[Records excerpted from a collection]
------
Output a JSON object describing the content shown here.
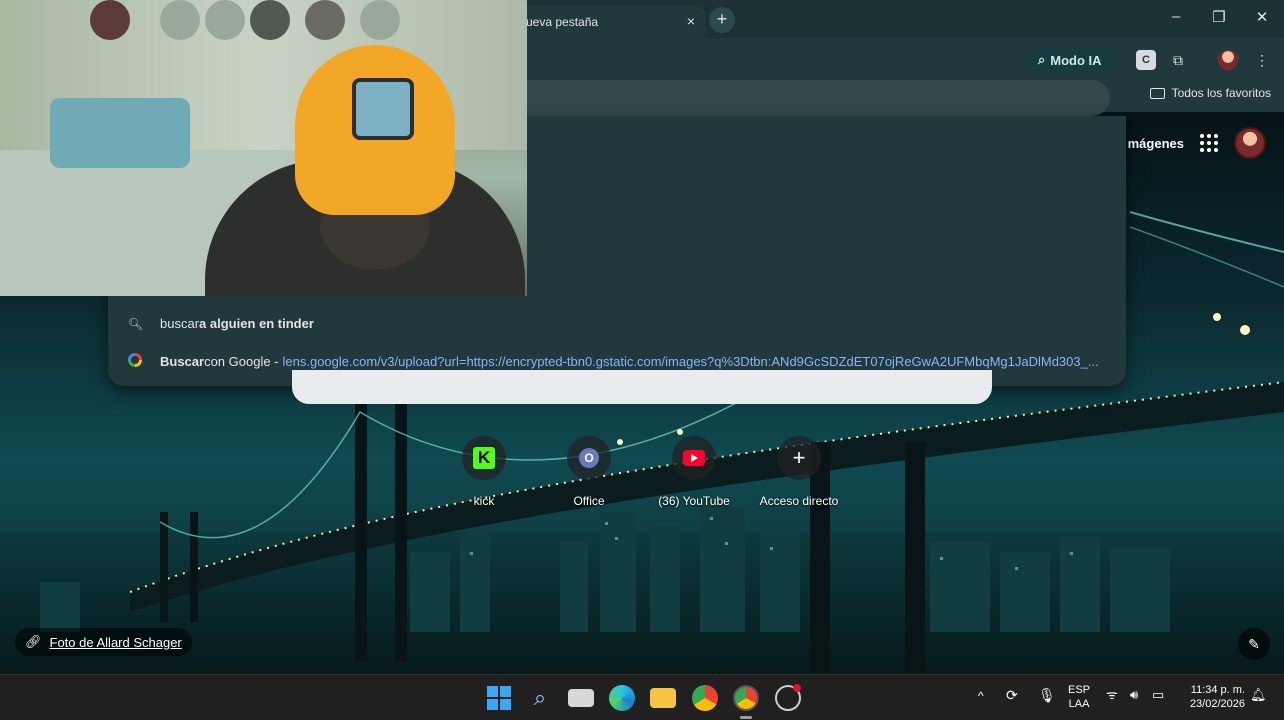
{
  "browser": {
    "active_tab_title": "ueva pestaña",
    "tab_close_glyph": "×",
    "new_tab_glyph": "+",
    "window_controls": [
      "–",
      "❐",
      "✕"
    ],
    "modo_ia_label": "Modo IA",
    "bookmarks_all_label": "Todos los favoritos"
  },
  "ntp": {
    "images_link": "mágenes",
    "shortcuts": [
      {
        "label": "kick",
        "icon": "kick-icon"
      },
      {
        "label": "Office",
        "icon": "office-icon"
      },
      {
        "label": "(36) YouTube",
        "icon": "youtube-icon"
      },
      {
        "label": "Acceso directo",
        "icon": "plus-icon"
      }
    ],
    "photo_credit": "Foto de Allard Schager"
  },
  "omnibox_dropdown": {
    "suggestion_1_prefix": "buscar",
    "suggestion_1_bold": " a alguien en tinder",
    "suggestion_2_bold": "Buscar",
    "suggestion_2_text": " con Google - ",
    "suggestion_2_url": "lens.google.com/v3/upload?url=https://encrypted-tbn0.gstatic.com/images?q%3Dtbn:ANd9GcSDZdET07ojReGwA2UFMbqMg1JaDlMd303_..."
  },
  "taskbar": {
    "lang_top": "ESP",
    "lang_bottom": "LAA",
    "time": "11:34 p. m.",
    "date": "23/02/2026"
  },
  "colors": {
    "accent": "#8ab4f8",
    "chrome_bg": "#21393d",
    "kick_green": "#53fc18",
    "youtube_red": "#ff0033"
  }
}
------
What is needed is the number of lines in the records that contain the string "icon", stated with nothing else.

**Response for this exercise**
4